During those months of self-imposed exile, I saw a great deal of Joan Crawford. Along with her psychiatrist and perhaps a few dozen others, I was one of the few. Joan had her meals delivered in and busied herself writing thousands of notes, for which she had become famous over the years.
But what she loved most was cleaning. "There's a little bit of Harriet Craig in all of us," she once told me, referring to the meticulous housecleaner she portrayed in one of her films. A visit to Joan's apartment was like a visit to a hospital operating room. A houseboy waxed the parquet floors every other day. "I gave up carpets years ago," she explained, "when I realized I couldn't keep them clean all the time." The draperies were cleaned once a month; plastic liners were installed on the windowsills. Some live by the sword, but Joan Crawford lived by the mop. The maid, Frieda, was always scouring in the kitchen, and Joan would often join in. Just three weeks before her death she had strained her back scrubbing the floor.

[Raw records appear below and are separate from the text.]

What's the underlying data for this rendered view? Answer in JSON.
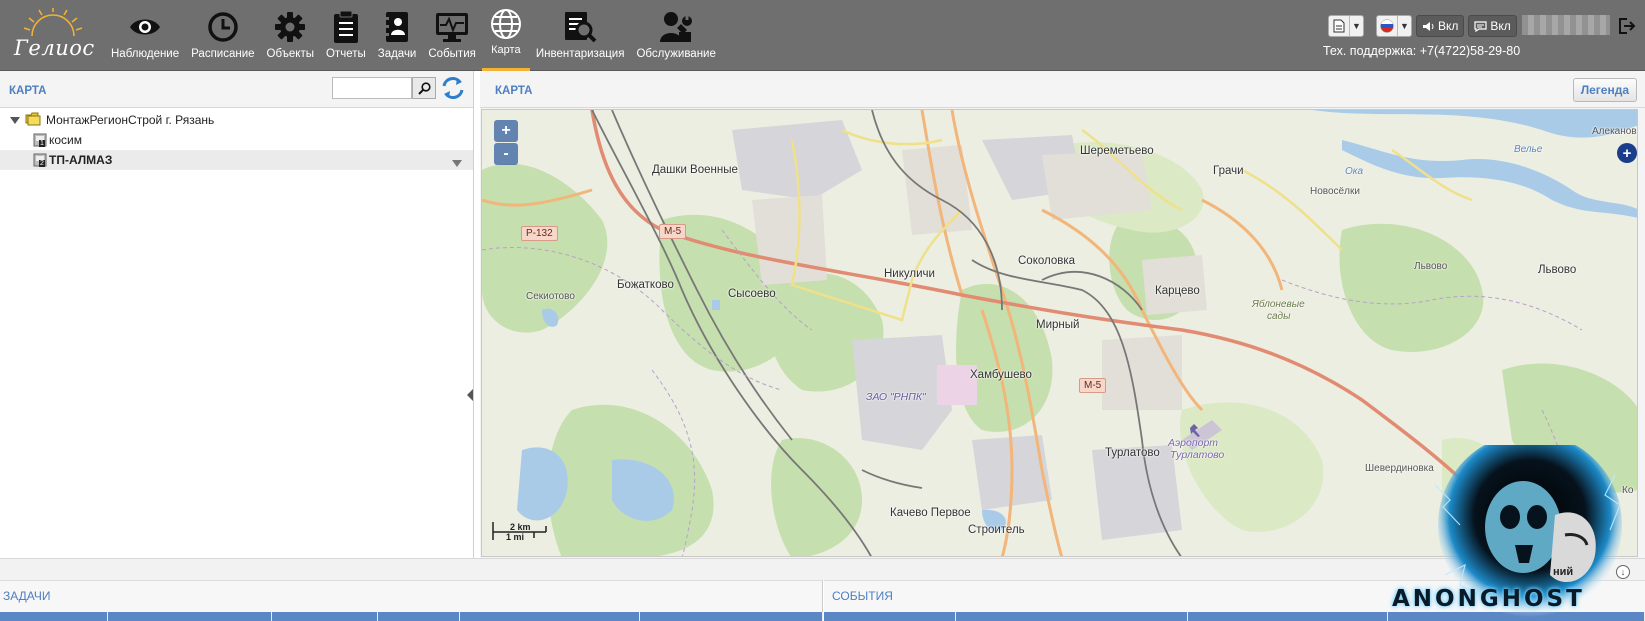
{
  "app": {
    "brand": "Гелиос",
    "support": "Тех. поддержка: +7(4722)58-29-80"
  },
  "nav": [
    {
      "label": "Наблюдение",
      "icon": "eye-icon"
    },
    {
      "label": "Расписание",
      "icon": "clock-icon"
    },
    {
      "label": "Объекты",
      "icon": "gear-icon"
    },
    {
      "label": "Отчеты",
      "icon": "clipboard-icon"
    },
    {
      "label": "Задачи",
      "icon": "task-book-icon"
    },
    {
      "label": "События",
      "icon": "monitor-pulse-icon"
    },
    {
      "label": "Карта",
      "icon": "globe-icon",
      "active": true
    },
    {
      "label": "Инвентаризация",
      "icon": "inventory-search-icon"
    },
    {
      "label": "Обслуживание",
      "icon": "user-wrench-icon"
    }
  ],
  "tools": {
    "sound_label": "Вкл",
    "messages_label": "Вкл"
  },
  "left_panel": {
    "title": "КАРТА",
    "search_placeholder": "",
    "tree": {
      "root": "МонтажРегионСтрой г. Рязань",
      "children": [
        {
          "label": "косим",
          "badge": "1"
        },
        {
          "label": "ТП-АЛМАЗ",
          "badge": "2",
          "selected": true
        }
      ]
    }
  },
  "map_panel": {
    "title": "КАРТА",
    "legend_label": "Легенда",
    "zoom_in": "+",
    "zoom_out": "-",
    "scale_km": "2 km",
    "scale_mi": "1 mi",
    "labels": {
      "dashki": "Дашки Военные",
      "sheremetevo": "Шереметьево",
      "grachi": "Грачи",
      "novoselki": "Новосёлки",
      "vele": "Велье",
      "alekanovo": "Алеканов",
      "oka": "Ока",
      "bozhatkovo": "Божатково",
      "sekiotovo": "Секиотово",
      "sysoevo": "Сысоево",
      "nikulichi": "Никуличи",
      "sokolovka": "Соколовка",
      "kartsevo": "Карцево",
      "yablonevye": "Яблоневые",
      "sady": "сады",
      "lvovo_small": "Львово",
      "lvovo": "Львово",
      "mirny": "Мирный",
      "khambushevo": "Хамбушево",
      "rnpk": "ЗАО \"РНПК\"",
      "airport1": "Аэропорт",
      "airport2": "Турлатово",
      "turlatovo": "Турлатово",
      "shevердinovka": "Шевердиновка",
      "kachevo": "Качево Первое",
      "stroitel": "Строитель",
      "ko": "Ко"
    },
    "shields": {
      "r132": "Р-132",
      "m5a": "М-5",
      "m5b": "М-5"
    }
  },
  "bottom": {
    "tasks_title": "ЗАДАЧИ",
    "events_title": "СОБЫТИЯ",
    "corner_text": "ний"
  },
  "watermark": {
    "text": "ANONGHOST"
  }
}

Each and every piece of furniture - and the walls - had been treated with a vinylizing process that could not be penetrated by dirt. There were no fresh flowers or plants. In the film Harriet Craig Harriet finally loses her crackerjack maid by demanding that the tree outside the back window be washed and waxed. Joan, too, filled her apartment with yellow wax flowers and plastic plants -- ones that could be swabbed with soap and water.
Although there have been stories that this once great beauty had gone to ruin, nothing could have been further from the truth. There was a time when she carried a flask of 100-proof vodka to parties, but that was long ago. She stopped drinking completely six months ago and quit chain-smoking cold turkey. Her figure was slim and taut, and she let her hair go salt-and-pepper gray. She didn't wear or need makeup. Thanks to expert plastic surgery and a superb bone structure, she could have passed for 55.
Still, Joan was desperately unhappy. After the death of Alfred Steele, she played a major role as Pepsi's spokeswoman for more than a decade. But PepsiCo's current chairman, Donald Kendall, had frozen her out completely over the past two years. She still wanted to act, but now the scripts weren't coming in. Last March 21 the American Film Institute honored her archrival Bette Davis with a nationally televised tribute. No one approached Joan, and it hurt. Nonetheless, Joan, an avid TV watcher, told me that she thought the event was a glamorous tribute to a great star. For this performance alone, Joan Crawford could have earned another Oscar."